“Its plain that you’re keeping something back, but if it’s your or your partner’s business, I suppose I can’t object. I believe you mean to do the square thing.”
“Thank you,” said Foster. “What have you found out about Daly?”
“Enough to show he wasn’t at the factory the night Fred was killed,” Hulton answered with stern self-control. “But he was in the plot and is being watched in Scotland.”
“Then you don’t know that he’s in Canada?”
Hulton stretched out his hand to a bell, but Foster stopped him.
“Wait a moment! You have got to leave Daly to me. Anyhow, you’re not to send your agents or the police after him until I telegraph you. I’m going to look for him by to-night’s train.”
“The train goes west,” Hulton answered meaningly.
“It does, but if I think I’m followed, I’ll spoil the trail.”
Hulton’s eyes flashed and his face set very hard. “The man belongs to the gang that killed my son and tried to blacken his name. I don’t quit until I’ve run the last rogue down.”

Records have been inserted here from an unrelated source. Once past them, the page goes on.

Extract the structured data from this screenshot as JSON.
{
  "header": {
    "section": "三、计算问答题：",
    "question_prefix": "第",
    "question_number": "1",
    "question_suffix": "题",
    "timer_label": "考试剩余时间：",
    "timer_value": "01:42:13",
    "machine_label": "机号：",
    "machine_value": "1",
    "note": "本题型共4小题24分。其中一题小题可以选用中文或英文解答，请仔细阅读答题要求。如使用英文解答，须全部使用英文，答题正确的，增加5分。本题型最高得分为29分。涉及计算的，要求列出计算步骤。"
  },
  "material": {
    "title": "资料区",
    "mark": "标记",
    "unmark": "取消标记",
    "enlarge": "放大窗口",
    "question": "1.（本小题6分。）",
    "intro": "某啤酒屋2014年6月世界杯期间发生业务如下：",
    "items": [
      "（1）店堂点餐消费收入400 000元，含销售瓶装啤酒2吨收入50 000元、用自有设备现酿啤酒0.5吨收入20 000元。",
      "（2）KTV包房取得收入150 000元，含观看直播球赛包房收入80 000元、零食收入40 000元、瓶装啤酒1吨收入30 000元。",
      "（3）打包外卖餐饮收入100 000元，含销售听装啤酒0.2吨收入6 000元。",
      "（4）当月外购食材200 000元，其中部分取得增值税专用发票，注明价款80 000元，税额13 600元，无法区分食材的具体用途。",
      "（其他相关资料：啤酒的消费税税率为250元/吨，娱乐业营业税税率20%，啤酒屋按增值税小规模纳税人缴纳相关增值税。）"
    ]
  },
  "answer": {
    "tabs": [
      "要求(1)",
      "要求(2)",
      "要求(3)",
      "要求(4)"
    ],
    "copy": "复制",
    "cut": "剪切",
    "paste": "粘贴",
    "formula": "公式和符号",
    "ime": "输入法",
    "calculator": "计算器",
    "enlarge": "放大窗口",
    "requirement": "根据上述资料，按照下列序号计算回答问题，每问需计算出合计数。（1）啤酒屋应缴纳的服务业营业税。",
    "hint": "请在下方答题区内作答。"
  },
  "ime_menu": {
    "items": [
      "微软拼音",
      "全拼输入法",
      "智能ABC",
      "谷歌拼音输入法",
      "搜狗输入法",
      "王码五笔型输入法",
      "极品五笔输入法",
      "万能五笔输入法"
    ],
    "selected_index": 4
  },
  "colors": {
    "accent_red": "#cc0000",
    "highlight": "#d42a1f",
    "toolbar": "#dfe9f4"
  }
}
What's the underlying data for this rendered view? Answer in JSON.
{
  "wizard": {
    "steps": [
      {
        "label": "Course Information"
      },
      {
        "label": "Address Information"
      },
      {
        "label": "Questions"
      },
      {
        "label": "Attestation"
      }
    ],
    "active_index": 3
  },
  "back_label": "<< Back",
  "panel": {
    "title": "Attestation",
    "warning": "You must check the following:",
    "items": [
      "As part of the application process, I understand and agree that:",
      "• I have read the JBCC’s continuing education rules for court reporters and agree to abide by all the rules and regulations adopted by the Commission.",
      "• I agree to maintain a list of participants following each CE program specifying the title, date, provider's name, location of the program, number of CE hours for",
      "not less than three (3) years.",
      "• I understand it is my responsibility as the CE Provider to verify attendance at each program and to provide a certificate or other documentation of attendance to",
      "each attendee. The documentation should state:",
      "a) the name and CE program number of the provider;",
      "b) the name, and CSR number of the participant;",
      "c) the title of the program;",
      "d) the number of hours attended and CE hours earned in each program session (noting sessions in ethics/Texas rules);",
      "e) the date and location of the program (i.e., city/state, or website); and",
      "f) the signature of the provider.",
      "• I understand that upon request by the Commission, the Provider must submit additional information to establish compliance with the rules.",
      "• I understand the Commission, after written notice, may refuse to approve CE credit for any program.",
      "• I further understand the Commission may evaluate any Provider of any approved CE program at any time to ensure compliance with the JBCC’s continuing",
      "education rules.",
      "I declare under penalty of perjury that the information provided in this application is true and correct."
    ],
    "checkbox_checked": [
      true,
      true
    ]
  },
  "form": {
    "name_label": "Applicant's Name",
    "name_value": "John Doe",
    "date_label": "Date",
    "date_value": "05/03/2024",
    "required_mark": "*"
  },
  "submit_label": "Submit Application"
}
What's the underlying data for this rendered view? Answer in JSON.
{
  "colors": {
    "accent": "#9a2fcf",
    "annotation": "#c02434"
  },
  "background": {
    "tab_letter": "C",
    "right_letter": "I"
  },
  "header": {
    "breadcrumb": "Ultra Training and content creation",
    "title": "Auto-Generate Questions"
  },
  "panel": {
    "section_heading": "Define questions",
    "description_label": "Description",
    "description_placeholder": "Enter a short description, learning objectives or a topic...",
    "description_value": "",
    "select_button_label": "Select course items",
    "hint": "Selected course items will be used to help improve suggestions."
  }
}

“I mean to see Daly first,” Foster answered doggedly.
After a moment or two, Hulton made a gesture of agreement. “Very well; I allow you have a claim. But I won’t interfere if my agents have already got on his track.”
“I must take the risk of that,” Foster replied and left the factory a few minutes afterwards.
AN UNEXPECTED MEETING
Daly was not at Banff, and Foster, who made cautious inquiries, found nothing to indicate that he had been there. Indeed, he began to weigh the possibility of Carmen’s having deceived him, but rejected this explanation. The girl was clever at intrigue, but he did not think she had acted a part. She had really lost her self-control and told him the truth in a fit of rage. On the other hand, it was possible that Daly had deceived her, but there was no obvious reason for his doing so.
The fellow, however, was not in Banff, which is a small place, frequented mostly by tourists and invalids who come there in summer, and Foster took a west-bound train. He was once more at a loss and felt dispirited. For one thing, he had no time to lose, because it would spoil his plans if Hulton’s agents got on Daly’s track before him.
He left Banff late at night, with a ticket for Vancouver, which he had bought on speculation, partly because the seaboard city is a clearing-house for travelers to all parts of the Pacific coast, but did not sleep much as the heavy train rumbled through the mountains. The jolting of the cars and the roar of wheels that echoed among the rocks disturbed him, and he was troubled by gloomy thoughts. He had promised Alice Featherstone that he would clear her brother; but he had also to clear himself, and in order to do so must find Lawrence as well as Daly. Just now he had not much hope of finding either, but he cherished a vague belief in his luck, and it was unthinkable that he should neglect any chance of justifying the girl’s confidence. He was ready to follow Daly round the world, sooner than lose that. The trouble was that he could not tell if he was following the fellow or not.